Task to carry out:
Your answer must be the full listing, reproduced word for word.

========================

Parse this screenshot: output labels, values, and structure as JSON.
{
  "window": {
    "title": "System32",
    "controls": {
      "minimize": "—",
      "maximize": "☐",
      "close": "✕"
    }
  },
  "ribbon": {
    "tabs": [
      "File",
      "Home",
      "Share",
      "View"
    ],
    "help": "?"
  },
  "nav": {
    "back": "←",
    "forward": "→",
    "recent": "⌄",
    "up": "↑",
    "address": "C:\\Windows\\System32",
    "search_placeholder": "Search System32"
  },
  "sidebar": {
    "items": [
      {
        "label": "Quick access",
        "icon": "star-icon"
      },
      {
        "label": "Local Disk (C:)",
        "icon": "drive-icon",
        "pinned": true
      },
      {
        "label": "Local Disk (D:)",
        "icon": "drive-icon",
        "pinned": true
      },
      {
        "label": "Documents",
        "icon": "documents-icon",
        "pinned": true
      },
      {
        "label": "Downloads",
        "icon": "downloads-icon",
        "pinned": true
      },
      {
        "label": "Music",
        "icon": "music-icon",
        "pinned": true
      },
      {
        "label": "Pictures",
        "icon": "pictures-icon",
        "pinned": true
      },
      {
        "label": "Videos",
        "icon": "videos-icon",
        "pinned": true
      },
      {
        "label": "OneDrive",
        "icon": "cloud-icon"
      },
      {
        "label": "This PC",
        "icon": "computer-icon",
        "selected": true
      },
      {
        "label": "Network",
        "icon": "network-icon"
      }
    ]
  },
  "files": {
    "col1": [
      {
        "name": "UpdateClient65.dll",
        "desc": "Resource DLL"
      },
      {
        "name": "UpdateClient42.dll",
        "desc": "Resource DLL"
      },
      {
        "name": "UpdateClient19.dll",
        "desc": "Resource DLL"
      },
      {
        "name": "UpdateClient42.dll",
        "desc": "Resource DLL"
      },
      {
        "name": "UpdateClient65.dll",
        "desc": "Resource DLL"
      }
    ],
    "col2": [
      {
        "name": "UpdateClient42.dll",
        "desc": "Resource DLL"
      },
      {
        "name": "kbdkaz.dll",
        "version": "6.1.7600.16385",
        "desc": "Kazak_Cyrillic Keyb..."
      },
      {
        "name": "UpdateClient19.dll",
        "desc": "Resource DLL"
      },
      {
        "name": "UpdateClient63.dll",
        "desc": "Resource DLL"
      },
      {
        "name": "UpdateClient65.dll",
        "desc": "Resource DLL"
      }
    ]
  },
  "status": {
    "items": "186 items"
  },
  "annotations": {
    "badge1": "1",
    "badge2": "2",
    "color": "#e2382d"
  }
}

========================

Solved exercise:
Parse this screenshot: output labels, values, and structure as JSON.
{
  "window": {
    "title": "System32",
    "controls": {
      "minimize": "—",
      "maximize": "☐",
      "close": "✕"
    }
  },
  "ribbon": {
    "tabs": [
      "File",
      "Home",
      "Share",
      "View"
    ],
    "help": "?"
  },
  "nav": {
    "back": "←",
    "forward": "→",
    "recent": "⌄",
    "up": "↑",
    "address": "C:\\Windows\\System32",
    "search_placeholder": "Search System32"
  },
  "sidebar": {
    "items": [
      {
        "label": "Quick access",
        "icon": "star-icon"
      },
      {
        "label": "Local Disk (C:)",
        "icon": "drive-icon",
        "pinned": true
      },
      {
        "label": "Local Disk (D:)",
        "icon": "drive-icon",
        "pinned": true
      },
      {
        "label": "Documents",
        "icon": "documents-icon",
        "pinned": true
      },
      {
        "label": "Downloads",
        "icon": "downloads-icon",
        "pinned": true
      },
      {
        "label": "Music",
        "icon": "music-icon",
        "pinned": true
      },
      {
        "label": "Pictures",
        "icon": "pictures-icon",
        "pinned": true
      },
      {
        "label": "Videos",
        "icon": "videos-icon",
        "pinned": true
      },
      {
        "label": "OneDrive",
        "icon": "cloud-icon"
      },
      {
        "label": "This PC",
        "icon": "computer-icon",
        "selected": true
      },
      {
        "label": "Network",
        "icon": "network-icon"
      }
    ]
  },
  "files": {
    "col1": [
      {
        "name": "UpdateClient65.dll",
        "desc": "Resource DLL"
      },
      {
        "name": "UpdateClient42.dll",
        "desc": "Resource DLL"
      },
      {
        "name": "UpdateClient19.dll",
        "desc": "Resource DLL"
      },
      {
        "name": "UpdateClient42.dll",
        "desc": "Resource DLL"
      },
      {
        "name": "UpdateClient65.dll",
        "desc": "Resource DLL"
      }
    ],
    "col2": [
      {
        "name": "UpdateClient42.dll",
        "desc": "Resource DLL"
      },
      {
        "name": "kbdkaz.dll",
        "version": "6.1.7600.16385",
        "desc": "Kazak_Cyrillic Keyb..."
      },
      {
        "name": "UpdateClient19.dll",
        "desc": "Resource DLL"
      },
      {
        "name": "UpdateClient63.dll",
        "desc": "Resource DLL"
      },
      {
        "name": "UpdateClient65.dll",
        "desc": "Resource DLL"
      }
    ]
  },
  "status": {
    "items": "186 items"
  },
  "annotations": {
    "badge1": "1",
    "badge2": "2",
    "color": "#e2382d"
  }
}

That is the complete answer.